::: ENTRIES SHOWN
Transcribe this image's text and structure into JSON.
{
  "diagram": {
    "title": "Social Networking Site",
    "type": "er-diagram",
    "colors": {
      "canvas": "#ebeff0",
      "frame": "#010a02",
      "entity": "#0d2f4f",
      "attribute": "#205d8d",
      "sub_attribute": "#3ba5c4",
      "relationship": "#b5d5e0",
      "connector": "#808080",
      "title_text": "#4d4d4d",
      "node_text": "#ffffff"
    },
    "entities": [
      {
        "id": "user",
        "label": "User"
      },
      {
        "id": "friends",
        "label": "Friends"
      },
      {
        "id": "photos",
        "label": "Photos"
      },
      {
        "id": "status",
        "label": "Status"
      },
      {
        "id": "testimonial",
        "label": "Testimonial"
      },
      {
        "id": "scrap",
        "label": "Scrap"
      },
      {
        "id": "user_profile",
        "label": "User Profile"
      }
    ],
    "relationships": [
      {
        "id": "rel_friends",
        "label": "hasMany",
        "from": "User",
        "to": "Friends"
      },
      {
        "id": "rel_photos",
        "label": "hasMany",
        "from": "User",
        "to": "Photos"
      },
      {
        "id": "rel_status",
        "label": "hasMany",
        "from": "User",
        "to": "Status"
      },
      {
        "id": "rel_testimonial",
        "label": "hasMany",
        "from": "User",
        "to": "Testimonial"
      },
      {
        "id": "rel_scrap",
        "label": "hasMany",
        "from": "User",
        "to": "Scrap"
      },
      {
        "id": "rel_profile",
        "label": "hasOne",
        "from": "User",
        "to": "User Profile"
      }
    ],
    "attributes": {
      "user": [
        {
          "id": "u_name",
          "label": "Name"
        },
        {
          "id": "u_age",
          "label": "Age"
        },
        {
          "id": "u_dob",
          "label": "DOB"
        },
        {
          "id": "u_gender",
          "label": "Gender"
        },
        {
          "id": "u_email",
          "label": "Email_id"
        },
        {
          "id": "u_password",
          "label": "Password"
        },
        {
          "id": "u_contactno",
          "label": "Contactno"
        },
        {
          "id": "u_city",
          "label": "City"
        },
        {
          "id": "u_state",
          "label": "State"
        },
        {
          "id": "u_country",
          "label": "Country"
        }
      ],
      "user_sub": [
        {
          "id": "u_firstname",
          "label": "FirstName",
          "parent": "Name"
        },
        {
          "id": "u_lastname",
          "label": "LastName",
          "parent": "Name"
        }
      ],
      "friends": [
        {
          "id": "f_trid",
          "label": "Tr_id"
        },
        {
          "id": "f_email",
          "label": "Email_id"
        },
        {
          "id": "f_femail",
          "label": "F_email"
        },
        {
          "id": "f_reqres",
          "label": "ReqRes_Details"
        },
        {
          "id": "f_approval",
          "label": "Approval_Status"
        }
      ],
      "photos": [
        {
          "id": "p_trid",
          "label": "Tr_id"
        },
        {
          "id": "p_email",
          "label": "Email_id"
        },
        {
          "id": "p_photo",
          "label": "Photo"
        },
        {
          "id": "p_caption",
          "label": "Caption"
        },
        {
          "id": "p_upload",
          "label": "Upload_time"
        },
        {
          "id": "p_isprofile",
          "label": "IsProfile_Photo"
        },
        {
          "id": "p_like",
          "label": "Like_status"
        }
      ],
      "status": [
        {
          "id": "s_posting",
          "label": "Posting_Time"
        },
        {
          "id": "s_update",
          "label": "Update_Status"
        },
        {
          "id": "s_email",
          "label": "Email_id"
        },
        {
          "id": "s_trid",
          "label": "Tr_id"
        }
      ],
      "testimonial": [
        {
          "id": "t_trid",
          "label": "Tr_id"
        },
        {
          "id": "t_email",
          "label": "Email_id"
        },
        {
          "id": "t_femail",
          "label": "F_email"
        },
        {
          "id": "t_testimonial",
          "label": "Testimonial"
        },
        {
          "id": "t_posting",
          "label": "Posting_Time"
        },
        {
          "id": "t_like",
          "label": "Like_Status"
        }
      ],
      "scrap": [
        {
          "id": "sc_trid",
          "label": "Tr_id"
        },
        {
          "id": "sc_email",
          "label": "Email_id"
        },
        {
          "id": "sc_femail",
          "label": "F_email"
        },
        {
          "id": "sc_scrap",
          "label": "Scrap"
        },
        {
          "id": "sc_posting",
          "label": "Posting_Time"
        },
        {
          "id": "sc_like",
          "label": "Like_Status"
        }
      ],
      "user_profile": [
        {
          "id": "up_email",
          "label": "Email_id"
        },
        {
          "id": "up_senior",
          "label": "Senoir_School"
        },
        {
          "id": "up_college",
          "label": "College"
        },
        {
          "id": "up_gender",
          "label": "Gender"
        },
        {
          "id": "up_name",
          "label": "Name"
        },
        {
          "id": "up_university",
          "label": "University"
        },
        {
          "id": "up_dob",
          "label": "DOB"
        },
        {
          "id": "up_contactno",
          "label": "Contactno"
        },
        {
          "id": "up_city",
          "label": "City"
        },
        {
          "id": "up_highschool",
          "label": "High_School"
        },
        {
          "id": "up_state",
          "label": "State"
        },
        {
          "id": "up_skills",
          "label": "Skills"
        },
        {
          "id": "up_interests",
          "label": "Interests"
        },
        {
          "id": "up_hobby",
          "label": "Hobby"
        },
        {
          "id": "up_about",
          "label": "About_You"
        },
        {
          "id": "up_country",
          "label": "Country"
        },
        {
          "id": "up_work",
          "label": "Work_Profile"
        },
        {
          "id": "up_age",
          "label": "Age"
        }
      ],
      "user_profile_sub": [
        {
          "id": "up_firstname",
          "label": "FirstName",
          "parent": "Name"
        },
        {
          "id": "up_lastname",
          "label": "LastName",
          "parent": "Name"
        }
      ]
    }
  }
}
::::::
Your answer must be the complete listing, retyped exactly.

Transcribe this image's text and structure into JSON.
{
  "diagram": {
    "title": "Social Networking Site",
    "type": "er-diagram",
    "colors": {
      "canvas": "#ebeff0",
      "frame": "#010a02",
      "entity": "#0d2f4f",
      "attribute": "#205d8d",
      "sub_attribute": "#3ba5c4",
      "relationship": "#b5d5e0",
      "connector": "#808080",
      "title_text": "#4d4d4d",
      "node_text": "#ffffff"
    },
    "entities": [
      {
        "id": "user",
        "label": "User"
      },
      {
        "id": "friends",
        "label": "Friends"
      },
      {
        "id": "photos",
        "label": "Photos"
      },
      {
        "id": "status",
        "label": "Status"
      },
      {
        "id": "testimonial",
        "label": "Testimonial"
      },
      {
        "id": "scrap",
        "label": "Scrap"
      },
      {
        "id": "user_profile",
        "label": "User Profile"
      }
    ],
    "relationships": [
      {
        "id": "rel_friends",
        "label": "hasMany",
        "from": "User",
        "to": "Friends"
      },
      {
        "id": "rel_photos",
        "label": "hasMany",
        "from": "User",
        "to": "Photos"
      },
      {
        "id": "rel_status",
        "label": "hasMany",
        "from": "User",
        "to": "Status"
      },
      {
        "id": "rel_testimonial",
        "label": "hasMany",
        "from": "User",
        "to": "Testimonial"
      },
      {
        "id": "rel_scrap",
        "label": "hasMany",
        "from": "User",
        "to": "Scrap"
      },
      {
        "id": "rel_profile",
        "label": "hasOne",
        "from": "User",
        "to": "User Profile"
      }
    ],
    "attributes": {
      "user": [
        {
          "id": "u_name",
          "label": "Name"
        },
        {
          "id": "u_age",
          "label": "Age"
        },
        {
          "id": "u_dob",
          "label": "DOB"
        },
        {
          "id": "u_gender",
          "label": "Gender"
        },
        {
          "id": "u_email",
          "label": "Email_id"
        },
        {
          "id": "u_password",
          "label": "Password"
        },
        {
          "id": "u_contactno",
          "label": "Contactno"
        },
        {
          "id": "u_city",
          "label": "City"
        },
        {
          "id": "u_state",
          "label": "State"
        },
        {
          "id": "u_country",
          "label": "Country"
        }
      ],
      "user_sub": [
        {
          "id": "u_firstname",
          "label": "FirstName",
          "parent": "Name"
        },
        {
          "id": "u_lastname",
          "label": "LastName",
          "parent": "Name"
        }
      ],
      "friends": [
        {
          "id": "f_trid",
          "label": "Tr_id"
        },
        {
          "id": "f_email",
          "label": "Email_id"
        },
        {
          "id": "f_femail",
          "label": "F_email"
        },
        {
          "id": "f_reqres",
          "label": "ReqRes_Details"
        },
        {
          "id": "f_approval",
          "label": "Approval_Status"
        }
      ],
      "photos": [
        {
          "id": "p_trid",
          "label": "Tr_id"
        },
        {
          "id": "p_email",
          "label": "Email_id"
        },
        {
          "id": "p_photo",
          "label": "Photo"
        },
        {
          "id": "p_caption",
          "label": "Caption"
        },
        {
          "id": "p_upload",
          "label": "Upload_time"
        },
        {
          "id": "p_isprofile",
          "label": "IsProfile_Photo"
        },
        {
          "id": "p_like",
          "label": "Like_status"
        }
      ],
      "status": [
        {
          "id": "s_posting",
          "label": "Posting_Time"
        },
        {
          "id": "s_update",
          "label": "Update_Status"
        },
        {
          "id": "s_email",
          "label": "Email_id"
        },
        {
          "id": "s_trid",
          "label": "Tr_id"
        }
      ],
      "testimonial": [
        {
          "id": "t_trid",
          "label": "Tr_id"
        },
        {
          "id": "t_email",
          "label": "Email_id"
        },
        {
          "id": "t_femail",
          "label": "F_email"
        },
        {
          "id": "t_testimonial",
          "label": "Testimonial"
        },
        {
          "id": "t_posting",
          "label": "Posting_Time"
        },
        {
          "id": "t_like",
          "label": "Like_Status"
        }
      ],
      "scrap": [
        {
          "id": "sc_trid",
          "label": "Tr_id"
        },
        {
          "id": "sc_email",
          "label": "Email_id"
        },
        {
          "id": "sc_femail",
          "label": "F_email"
        },
        {
          "id": "sc_scrap",
          "label": "Scrap"
        },
        {
          "id": "sc_posting",
          "label": "Posting_Time"
        },
        {
          "id": "sc_like",
          "label": "Like_Status"
        }
      ],
      "user_profile": [
        {
          "id": "up_email",
          "label": "Email_id"
        },
        {
          "id": "up_senior",
          "label": "Senoir_School"
        },
        {
          "id": "up_college",
          "label": "College"
        },
        {
          "id": "up_gender",
          "label": "Gender"
        },
        {
          "id": "up_name",
          "label": "Name"
        },
        {
          "id": "up_university",
          "label": "University"
        },
        {
          "id": "up_dob",
          "label": "DOB"
        },
        {
          "id": "up_contactno",
          "label": "Contactno"
        },
        {
          "id": "up_city",
          "label": "City"
        },
        {
          "id": "up_highschool",
          "label": "High_School"
        },
        {
          "id": "up_state",
          "label": "State"
        },
        {
          "id": "up_skills",
          "label": "Skills"
        },
        {
          "id": "up_interests",
          "label": "Interests"
        },
        {
          "id": "up_hobby",
          "label": "Hobby"
        },
        {
          "id": "up_about",
          "label": "About_You"
        },
        {
          "id": "up_country",
          "label": "Country"
        },
        {
          "id": "up_work",
          "label": "Work_Profile"
        },
        {
          "id": "up_age",
          "label": "Age"
        }
      ],
      "user_profile_sub": [
        {
          "id": "up_firstname",
          "label": "FirstName",
          "parent": "Name"
        },
        {
          "id": "up_lastname",
          "label": "LastName",
          "parent": "Name"
        }
      ]
    }
  }
}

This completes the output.